I have been watching a tutorial on GraphQL recently (YouTube link) where the lecturer uses MongoDB for persistent storage. He instructs viewers to sign up for a service that hosts a database, but I wanted to run a local instance on my machine instead. MongoDB is not available in the Void repos, but fortunately it is available in the Guix repos. However, running the Mongo deamon requires a little tweak first.
Unix has a clever trick for hiding a file from being displayed by the
lscommand or other file browsers: just prefix the file name with a period character. Many applications use this fact in order to place hidden files or directories in the user's home directory, usually containing settings, cached files, persistent data and whatever else developers might come up with. This practice has always struck me as just plain wrong, and I am glad that my sentiment was confirmed by Rob Pike years ago.
When I was still researching this fabled obscure language called Lisp one thing people kept saying about it is that “Lisp is a programmable programming language”, but I could never figure out what they meant by that. It sounds like a smug buzzword or like a gimmick from an academic toy language. Lisp programmers have gotten so used to metaprogramming in Lisp that they seem to forget that it is either an entirely alien concept to people, or something people have been burned by too often (like every C programmer).
When I first learned about rotation matrices they appeared quite “magic”; if you squinted your eyes a bit it sort of made sense, and if you did the math you could prove that the matrix does indeed perform the rotation and that all the group properties are met, but none of that explains where that form comes from, why it works. In this blog post I will explore a way to derive the formula for rotation matrices step by step. If you wish to follow along you need only basic knowledge of linear algebra and trigonometry.
I use GitLab to host my various projects, but it is always a good idea to be able to have an automatic mirror set up. It adds redundancy in case something goes wrong with GitLab, and having a mirror on a popular site like GitHub allows people to file issues without signing up for a less popular service. I am writing this down for myself so I don't have to figure out how to set up a mirror every time anew. This was written for GitLab version 12.0.0.
In order to make writing Awk scripts easier I have written a new Neovim plugin: Awk-ward.nvim (GitHub mirror). This plugins allows you to edit an Awk script or its input, and see the output live as you are making changes.

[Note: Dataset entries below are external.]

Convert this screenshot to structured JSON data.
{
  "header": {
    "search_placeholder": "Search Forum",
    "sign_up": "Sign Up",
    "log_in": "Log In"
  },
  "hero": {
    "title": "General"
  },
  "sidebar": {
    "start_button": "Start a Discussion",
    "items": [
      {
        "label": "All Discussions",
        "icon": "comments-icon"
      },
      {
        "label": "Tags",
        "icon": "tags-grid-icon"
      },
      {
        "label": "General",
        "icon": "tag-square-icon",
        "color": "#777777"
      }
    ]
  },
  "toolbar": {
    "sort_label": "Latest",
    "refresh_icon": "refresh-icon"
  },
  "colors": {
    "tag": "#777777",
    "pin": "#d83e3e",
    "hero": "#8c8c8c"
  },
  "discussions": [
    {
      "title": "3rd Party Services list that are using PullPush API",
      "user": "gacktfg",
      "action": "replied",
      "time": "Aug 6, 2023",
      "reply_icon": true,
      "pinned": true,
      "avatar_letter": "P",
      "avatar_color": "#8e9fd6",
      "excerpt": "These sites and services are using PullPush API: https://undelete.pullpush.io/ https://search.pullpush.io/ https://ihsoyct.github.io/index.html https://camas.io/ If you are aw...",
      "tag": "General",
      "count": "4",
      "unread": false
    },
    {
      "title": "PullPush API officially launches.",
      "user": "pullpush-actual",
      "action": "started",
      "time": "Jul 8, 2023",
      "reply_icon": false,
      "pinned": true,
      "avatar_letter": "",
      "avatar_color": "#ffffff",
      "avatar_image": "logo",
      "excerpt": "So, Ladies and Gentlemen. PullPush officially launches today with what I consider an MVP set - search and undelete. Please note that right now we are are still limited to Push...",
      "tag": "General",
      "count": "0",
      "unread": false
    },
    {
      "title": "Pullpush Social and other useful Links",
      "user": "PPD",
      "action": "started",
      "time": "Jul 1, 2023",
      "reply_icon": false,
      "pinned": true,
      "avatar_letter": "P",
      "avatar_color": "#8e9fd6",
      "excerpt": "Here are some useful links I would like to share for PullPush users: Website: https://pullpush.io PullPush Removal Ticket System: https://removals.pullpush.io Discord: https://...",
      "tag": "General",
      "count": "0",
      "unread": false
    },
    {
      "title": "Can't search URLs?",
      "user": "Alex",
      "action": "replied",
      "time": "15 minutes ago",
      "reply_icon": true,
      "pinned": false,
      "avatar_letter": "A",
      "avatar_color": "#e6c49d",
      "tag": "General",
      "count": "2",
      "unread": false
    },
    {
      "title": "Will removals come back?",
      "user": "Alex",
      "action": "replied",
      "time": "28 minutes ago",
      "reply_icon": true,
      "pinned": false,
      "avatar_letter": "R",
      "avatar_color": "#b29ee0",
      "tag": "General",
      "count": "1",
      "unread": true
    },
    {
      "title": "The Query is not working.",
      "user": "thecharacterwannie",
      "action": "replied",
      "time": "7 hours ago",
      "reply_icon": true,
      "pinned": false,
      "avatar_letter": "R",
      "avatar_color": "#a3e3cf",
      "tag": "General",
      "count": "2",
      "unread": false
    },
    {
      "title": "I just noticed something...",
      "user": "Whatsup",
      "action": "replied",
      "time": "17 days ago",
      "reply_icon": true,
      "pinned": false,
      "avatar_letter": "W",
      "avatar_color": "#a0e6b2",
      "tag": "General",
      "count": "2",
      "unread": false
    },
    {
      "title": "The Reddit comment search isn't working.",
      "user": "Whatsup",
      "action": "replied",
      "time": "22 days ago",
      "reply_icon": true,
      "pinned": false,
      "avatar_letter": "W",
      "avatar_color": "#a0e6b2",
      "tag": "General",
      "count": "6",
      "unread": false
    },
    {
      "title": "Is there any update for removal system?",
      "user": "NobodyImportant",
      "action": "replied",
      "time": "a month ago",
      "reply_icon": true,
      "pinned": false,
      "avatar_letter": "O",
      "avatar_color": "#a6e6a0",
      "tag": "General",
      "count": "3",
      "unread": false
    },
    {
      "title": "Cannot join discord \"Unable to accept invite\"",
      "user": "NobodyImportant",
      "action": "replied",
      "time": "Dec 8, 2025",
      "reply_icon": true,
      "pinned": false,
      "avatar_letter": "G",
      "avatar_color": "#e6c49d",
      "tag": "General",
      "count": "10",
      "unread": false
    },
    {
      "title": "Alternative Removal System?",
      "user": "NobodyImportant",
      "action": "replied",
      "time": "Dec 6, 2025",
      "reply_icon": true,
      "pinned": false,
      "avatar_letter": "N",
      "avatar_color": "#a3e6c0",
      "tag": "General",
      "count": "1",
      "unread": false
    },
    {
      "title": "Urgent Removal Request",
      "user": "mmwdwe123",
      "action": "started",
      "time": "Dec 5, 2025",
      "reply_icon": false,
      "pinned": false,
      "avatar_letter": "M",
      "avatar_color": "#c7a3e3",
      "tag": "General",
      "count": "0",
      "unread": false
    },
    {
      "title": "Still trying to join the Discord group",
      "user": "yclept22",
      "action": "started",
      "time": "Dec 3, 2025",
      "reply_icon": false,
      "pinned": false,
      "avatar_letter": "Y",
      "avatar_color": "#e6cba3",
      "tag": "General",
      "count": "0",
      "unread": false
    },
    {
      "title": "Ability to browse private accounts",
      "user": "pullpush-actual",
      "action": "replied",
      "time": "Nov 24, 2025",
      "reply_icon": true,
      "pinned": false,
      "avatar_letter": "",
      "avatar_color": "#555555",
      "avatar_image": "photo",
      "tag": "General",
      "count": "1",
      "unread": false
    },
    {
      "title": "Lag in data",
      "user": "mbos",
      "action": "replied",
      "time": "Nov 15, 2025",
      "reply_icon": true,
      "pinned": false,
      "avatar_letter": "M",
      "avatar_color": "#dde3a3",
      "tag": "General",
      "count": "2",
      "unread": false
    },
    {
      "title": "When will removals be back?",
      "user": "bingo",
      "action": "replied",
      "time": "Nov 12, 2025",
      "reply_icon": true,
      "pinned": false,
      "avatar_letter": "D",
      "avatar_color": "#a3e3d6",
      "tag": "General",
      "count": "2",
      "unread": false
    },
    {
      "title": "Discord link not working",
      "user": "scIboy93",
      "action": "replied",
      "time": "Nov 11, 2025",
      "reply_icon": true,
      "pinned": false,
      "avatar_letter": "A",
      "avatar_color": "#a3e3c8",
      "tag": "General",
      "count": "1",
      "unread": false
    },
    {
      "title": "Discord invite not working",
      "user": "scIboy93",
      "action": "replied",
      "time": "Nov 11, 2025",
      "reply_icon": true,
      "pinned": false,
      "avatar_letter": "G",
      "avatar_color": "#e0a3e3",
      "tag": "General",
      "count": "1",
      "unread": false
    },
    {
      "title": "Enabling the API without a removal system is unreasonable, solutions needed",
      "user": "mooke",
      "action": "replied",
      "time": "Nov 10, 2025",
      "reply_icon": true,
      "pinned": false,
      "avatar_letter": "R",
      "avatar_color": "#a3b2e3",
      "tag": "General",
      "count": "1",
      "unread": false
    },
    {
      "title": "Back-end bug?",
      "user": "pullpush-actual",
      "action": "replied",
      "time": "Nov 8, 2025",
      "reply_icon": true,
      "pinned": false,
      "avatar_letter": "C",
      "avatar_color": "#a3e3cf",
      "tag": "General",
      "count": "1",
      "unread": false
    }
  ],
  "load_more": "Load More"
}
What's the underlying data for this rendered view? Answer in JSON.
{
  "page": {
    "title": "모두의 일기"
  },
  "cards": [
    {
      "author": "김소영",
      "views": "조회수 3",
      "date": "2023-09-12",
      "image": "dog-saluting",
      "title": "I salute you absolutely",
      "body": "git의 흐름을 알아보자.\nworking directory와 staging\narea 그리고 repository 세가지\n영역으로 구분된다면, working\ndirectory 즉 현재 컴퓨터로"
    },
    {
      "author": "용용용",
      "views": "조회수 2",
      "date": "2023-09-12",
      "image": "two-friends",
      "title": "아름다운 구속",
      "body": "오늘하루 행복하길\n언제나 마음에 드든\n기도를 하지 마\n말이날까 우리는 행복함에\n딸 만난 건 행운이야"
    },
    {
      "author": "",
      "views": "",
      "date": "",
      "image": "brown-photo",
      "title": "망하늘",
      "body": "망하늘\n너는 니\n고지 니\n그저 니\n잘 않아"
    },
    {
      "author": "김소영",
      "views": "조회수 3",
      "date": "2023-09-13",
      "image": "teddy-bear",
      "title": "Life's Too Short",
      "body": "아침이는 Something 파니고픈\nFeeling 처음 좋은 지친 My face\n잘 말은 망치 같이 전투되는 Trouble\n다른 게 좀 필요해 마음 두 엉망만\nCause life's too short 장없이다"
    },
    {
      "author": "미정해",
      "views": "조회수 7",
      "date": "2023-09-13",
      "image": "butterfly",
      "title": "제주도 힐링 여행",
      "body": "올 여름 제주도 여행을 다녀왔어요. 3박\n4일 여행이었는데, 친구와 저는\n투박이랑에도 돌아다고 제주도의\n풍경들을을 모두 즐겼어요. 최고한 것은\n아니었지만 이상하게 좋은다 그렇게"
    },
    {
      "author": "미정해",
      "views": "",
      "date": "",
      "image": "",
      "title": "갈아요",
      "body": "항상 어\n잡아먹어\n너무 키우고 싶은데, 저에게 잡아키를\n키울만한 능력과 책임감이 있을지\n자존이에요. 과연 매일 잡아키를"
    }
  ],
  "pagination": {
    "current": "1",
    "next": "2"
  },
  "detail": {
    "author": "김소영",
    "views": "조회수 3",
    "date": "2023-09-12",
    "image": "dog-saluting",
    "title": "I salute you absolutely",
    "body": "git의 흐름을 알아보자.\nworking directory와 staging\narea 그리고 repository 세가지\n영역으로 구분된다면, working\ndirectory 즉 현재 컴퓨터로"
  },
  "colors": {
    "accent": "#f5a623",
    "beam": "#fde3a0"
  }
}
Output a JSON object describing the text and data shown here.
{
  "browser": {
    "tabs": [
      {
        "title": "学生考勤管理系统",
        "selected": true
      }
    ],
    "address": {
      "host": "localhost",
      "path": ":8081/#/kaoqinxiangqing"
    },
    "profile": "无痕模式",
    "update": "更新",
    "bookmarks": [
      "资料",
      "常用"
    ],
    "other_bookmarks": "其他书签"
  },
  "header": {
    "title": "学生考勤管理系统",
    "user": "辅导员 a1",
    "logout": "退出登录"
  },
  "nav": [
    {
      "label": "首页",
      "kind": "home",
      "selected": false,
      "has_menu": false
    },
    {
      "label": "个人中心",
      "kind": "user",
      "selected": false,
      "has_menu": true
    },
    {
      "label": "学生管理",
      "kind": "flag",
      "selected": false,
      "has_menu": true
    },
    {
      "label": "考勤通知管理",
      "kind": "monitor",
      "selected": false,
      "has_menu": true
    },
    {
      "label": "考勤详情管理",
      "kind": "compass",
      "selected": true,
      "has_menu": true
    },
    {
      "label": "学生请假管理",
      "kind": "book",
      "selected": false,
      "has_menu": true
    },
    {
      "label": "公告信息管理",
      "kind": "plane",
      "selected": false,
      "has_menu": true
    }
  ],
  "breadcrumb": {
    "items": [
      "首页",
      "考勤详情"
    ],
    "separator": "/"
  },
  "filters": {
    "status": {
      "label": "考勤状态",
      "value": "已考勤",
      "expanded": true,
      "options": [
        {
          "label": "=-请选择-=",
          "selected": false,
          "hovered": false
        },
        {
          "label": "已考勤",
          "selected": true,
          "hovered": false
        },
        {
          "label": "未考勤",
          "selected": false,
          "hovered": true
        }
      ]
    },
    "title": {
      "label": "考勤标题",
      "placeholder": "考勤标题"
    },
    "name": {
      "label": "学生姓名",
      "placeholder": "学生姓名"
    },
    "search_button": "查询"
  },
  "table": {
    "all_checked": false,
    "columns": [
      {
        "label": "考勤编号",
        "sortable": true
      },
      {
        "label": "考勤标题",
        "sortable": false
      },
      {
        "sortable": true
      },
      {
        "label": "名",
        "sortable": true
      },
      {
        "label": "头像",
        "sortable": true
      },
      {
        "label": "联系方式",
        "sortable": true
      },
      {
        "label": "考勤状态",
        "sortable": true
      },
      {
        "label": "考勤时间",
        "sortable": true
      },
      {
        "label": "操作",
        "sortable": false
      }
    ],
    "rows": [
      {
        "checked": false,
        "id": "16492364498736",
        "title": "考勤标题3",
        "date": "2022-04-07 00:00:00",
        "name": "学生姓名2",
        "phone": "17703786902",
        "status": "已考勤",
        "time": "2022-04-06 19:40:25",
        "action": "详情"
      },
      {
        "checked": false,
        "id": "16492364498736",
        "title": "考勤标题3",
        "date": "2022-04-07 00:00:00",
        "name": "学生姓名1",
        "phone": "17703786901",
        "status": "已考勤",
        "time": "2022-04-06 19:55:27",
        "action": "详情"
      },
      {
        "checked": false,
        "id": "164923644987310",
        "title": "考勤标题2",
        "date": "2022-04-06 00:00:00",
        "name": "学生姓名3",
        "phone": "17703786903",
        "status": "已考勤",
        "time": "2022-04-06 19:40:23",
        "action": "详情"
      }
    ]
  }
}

When I wrote guile-messagepack I needed an object to represent the
nilvalue, which embodies the concept of "nothingness" or "no value" in MessagePack. None of the existing objects like
'()were adequate, so I decided to make a new one:
nothing. It does not make sense for there to be multiple instance of
nothing, so it had to be a singleton. In this blog post I will describe a way of creating such a singleton.
There is a great article by Glenn Fiedler titled “Fix Your Timestep!” in which the author explains various approaches to writing a game loop and concludes with a loop that provides a fixed time step for simulation. If you are not familiar with this topic go read the article first and come back later. The author has written the implementation in C or C++ using a lot of mutation and looping, so I wanted to give a purely functional approach a shot.
During the development of REPL.nvim I had to be able to test the plugin without relying on any particular REPL present on the development system. The solution was to create a mock REPL, a shell script which acts like a really dumb REPL. Here is the code: